Task directions |
Looking at the records below, state how many lines include the string "content" and add nothing further.

Data records
⟨
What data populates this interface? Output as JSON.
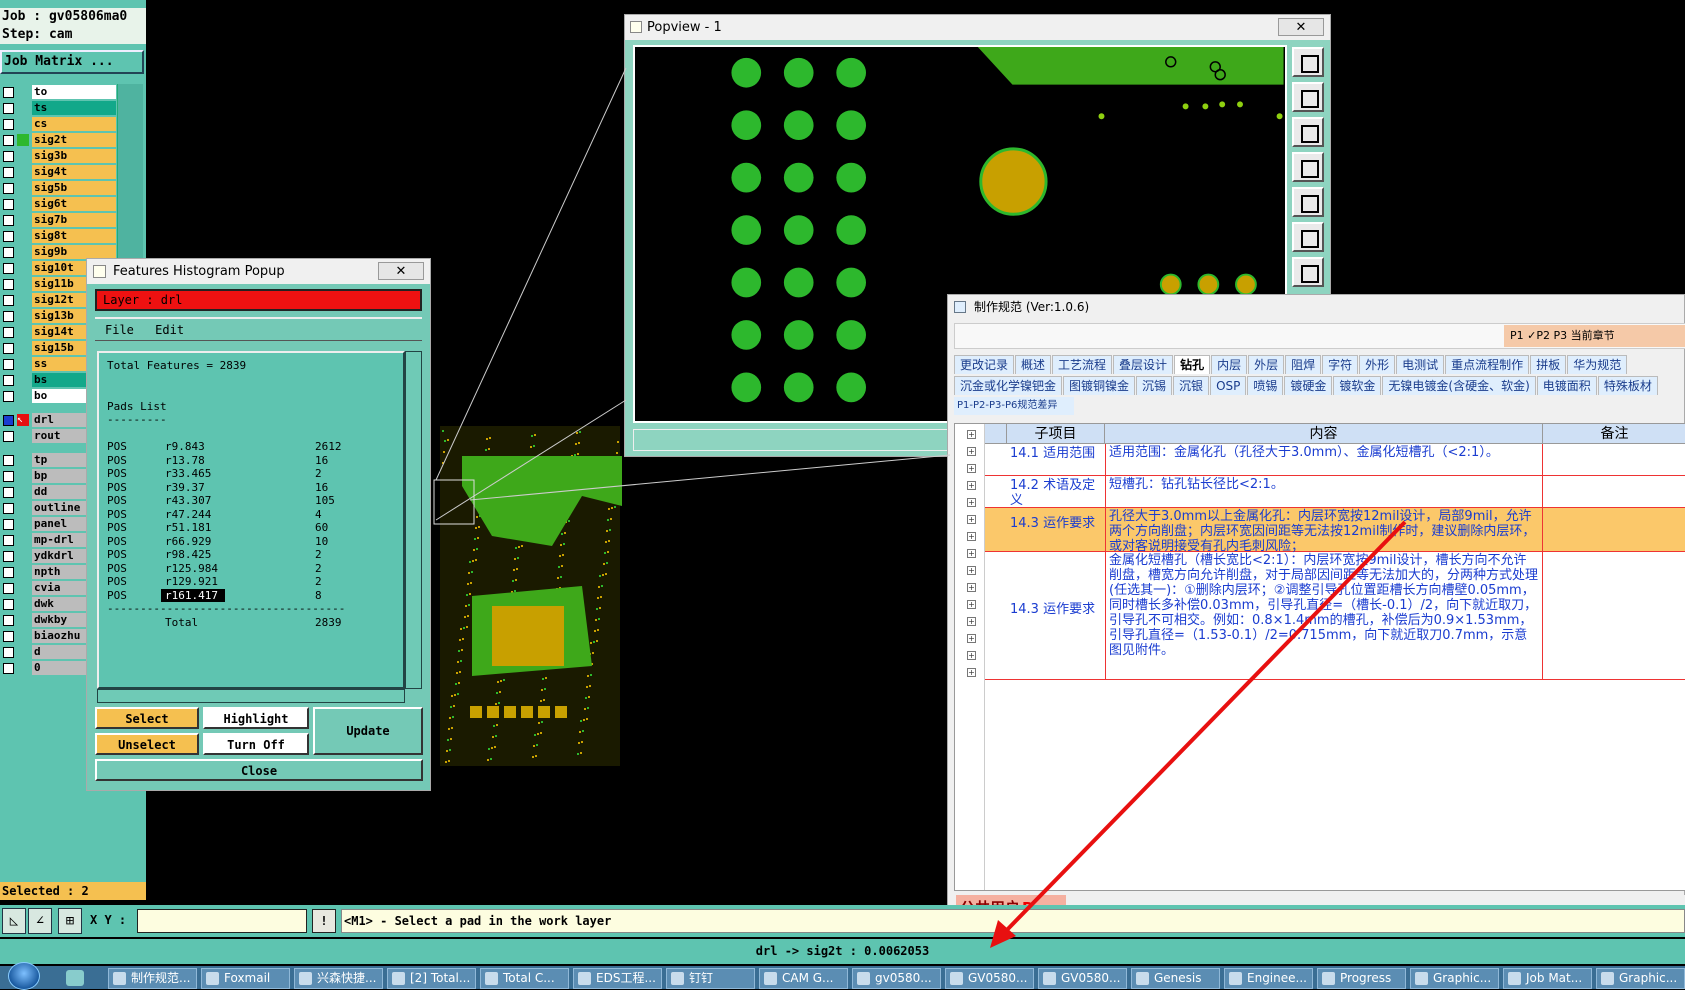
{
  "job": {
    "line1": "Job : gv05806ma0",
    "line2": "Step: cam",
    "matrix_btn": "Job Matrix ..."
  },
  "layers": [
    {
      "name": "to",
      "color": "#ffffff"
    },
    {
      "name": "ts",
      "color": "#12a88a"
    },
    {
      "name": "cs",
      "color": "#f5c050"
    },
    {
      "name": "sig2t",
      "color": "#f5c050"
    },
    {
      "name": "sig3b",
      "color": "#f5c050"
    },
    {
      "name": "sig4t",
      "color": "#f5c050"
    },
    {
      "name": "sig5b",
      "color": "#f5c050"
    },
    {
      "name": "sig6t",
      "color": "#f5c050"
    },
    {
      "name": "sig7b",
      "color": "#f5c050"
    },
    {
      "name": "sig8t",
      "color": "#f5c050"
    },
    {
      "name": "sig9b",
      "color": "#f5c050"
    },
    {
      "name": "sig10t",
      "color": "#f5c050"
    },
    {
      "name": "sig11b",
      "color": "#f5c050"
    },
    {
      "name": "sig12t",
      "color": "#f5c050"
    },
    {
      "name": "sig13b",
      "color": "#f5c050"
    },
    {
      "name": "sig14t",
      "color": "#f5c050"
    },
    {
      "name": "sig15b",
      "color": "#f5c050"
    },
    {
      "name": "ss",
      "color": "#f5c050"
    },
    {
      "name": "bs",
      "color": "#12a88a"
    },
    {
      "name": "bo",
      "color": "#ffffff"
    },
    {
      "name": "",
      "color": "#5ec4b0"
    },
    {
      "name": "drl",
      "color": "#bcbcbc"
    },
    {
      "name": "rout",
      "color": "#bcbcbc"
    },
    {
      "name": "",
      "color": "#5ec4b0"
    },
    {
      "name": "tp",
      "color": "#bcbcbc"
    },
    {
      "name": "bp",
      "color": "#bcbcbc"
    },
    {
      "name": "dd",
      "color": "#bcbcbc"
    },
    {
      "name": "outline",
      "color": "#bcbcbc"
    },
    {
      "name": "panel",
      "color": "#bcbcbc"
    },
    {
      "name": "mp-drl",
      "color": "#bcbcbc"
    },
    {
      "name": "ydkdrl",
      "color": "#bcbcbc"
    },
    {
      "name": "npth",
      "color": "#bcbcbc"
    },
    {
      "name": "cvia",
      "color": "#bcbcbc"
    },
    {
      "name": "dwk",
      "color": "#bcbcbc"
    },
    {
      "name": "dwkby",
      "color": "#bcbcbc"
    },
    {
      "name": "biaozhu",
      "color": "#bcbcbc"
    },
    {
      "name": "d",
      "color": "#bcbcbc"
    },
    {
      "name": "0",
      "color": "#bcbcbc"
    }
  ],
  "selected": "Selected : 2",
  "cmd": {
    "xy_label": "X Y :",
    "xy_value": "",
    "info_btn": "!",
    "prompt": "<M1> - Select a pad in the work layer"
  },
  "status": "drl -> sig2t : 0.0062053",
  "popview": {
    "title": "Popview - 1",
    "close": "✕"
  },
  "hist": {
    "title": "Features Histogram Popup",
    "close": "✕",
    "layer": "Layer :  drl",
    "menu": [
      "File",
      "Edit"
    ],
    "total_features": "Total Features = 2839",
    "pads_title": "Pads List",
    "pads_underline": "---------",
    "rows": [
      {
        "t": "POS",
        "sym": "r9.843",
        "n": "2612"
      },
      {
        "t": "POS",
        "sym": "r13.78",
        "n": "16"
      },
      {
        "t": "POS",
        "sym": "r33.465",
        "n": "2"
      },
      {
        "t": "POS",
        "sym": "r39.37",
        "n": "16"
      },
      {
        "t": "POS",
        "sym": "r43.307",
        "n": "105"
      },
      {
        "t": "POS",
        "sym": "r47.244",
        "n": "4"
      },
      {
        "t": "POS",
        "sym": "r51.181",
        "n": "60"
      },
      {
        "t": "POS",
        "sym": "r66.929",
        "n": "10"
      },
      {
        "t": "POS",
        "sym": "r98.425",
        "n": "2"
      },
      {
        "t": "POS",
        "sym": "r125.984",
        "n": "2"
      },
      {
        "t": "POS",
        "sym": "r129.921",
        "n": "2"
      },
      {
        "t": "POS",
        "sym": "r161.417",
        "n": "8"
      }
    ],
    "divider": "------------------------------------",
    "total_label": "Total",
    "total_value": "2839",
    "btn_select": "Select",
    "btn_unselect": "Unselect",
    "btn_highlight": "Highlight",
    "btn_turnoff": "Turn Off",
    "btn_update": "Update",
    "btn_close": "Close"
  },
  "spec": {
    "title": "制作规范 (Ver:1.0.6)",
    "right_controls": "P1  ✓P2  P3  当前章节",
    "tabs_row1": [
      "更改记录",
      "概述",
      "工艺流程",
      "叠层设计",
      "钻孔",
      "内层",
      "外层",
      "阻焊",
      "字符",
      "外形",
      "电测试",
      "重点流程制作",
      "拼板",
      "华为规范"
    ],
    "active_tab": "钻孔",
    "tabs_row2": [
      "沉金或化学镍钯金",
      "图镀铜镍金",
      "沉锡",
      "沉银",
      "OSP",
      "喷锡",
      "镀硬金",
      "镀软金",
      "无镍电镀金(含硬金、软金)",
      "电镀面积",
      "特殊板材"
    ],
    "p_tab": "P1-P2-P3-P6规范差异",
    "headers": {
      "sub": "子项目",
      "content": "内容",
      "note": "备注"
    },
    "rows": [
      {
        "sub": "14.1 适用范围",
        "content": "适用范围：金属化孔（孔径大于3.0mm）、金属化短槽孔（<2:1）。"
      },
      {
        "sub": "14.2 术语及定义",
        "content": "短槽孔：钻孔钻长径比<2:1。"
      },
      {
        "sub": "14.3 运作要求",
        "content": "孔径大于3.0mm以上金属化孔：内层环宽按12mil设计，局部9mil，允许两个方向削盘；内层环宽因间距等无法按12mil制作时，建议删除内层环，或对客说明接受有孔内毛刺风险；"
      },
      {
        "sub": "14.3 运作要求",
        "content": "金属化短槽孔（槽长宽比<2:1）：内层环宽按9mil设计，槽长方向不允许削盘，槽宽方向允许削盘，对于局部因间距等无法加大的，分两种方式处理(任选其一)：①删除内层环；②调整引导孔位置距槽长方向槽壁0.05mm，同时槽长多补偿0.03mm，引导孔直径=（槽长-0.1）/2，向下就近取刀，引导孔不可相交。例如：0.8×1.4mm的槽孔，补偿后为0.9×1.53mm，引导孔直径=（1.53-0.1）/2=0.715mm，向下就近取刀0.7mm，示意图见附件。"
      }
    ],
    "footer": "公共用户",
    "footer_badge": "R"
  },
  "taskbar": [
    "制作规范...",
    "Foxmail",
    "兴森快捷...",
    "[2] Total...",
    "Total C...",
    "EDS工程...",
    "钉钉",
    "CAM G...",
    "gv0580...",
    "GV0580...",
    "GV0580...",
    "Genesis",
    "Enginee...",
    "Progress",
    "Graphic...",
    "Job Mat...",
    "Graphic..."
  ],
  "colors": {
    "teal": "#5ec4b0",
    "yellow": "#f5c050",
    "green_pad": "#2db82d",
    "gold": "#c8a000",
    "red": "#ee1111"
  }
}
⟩
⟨
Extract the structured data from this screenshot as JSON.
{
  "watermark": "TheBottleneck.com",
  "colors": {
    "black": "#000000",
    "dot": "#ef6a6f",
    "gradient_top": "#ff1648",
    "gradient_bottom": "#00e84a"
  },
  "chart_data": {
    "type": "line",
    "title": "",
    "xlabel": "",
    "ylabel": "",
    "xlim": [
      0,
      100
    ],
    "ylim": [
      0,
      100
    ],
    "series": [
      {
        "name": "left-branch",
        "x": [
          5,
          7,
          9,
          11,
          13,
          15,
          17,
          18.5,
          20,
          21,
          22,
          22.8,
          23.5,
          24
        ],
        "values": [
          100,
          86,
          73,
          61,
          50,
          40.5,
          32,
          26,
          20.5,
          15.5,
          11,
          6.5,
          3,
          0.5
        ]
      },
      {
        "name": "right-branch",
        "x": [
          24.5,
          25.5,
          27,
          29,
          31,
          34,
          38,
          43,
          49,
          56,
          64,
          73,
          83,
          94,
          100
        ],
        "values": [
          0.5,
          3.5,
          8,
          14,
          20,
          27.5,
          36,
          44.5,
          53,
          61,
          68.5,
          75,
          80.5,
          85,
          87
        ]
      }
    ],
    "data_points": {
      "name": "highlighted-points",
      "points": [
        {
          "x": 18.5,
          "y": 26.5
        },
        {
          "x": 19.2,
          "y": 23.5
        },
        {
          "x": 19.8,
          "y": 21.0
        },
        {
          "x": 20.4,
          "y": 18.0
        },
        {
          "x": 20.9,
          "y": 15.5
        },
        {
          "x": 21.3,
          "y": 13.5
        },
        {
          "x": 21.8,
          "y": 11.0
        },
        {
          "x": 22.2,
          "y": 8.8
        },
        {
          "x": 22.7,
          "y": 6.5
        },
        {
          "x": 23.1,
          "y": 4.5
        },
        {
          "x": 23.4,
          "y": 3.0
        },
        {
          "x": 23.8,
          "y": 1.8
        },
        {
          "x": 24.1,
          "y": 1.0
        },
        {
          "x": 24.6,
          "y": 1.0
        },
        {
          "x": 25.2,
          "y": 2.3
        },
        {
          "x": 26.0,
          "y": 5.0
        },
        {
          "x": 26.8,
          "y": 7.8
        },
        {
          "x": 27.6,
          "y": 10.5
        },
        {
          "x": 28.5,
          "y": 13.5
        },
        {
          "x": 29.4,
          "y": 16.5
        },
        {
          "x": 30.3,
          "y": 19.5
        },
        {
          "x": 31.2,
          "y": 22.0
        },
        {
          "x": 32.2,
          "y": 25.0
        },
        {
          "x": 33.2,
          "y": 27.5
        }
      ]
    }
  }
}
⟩
Response to this exercise |
5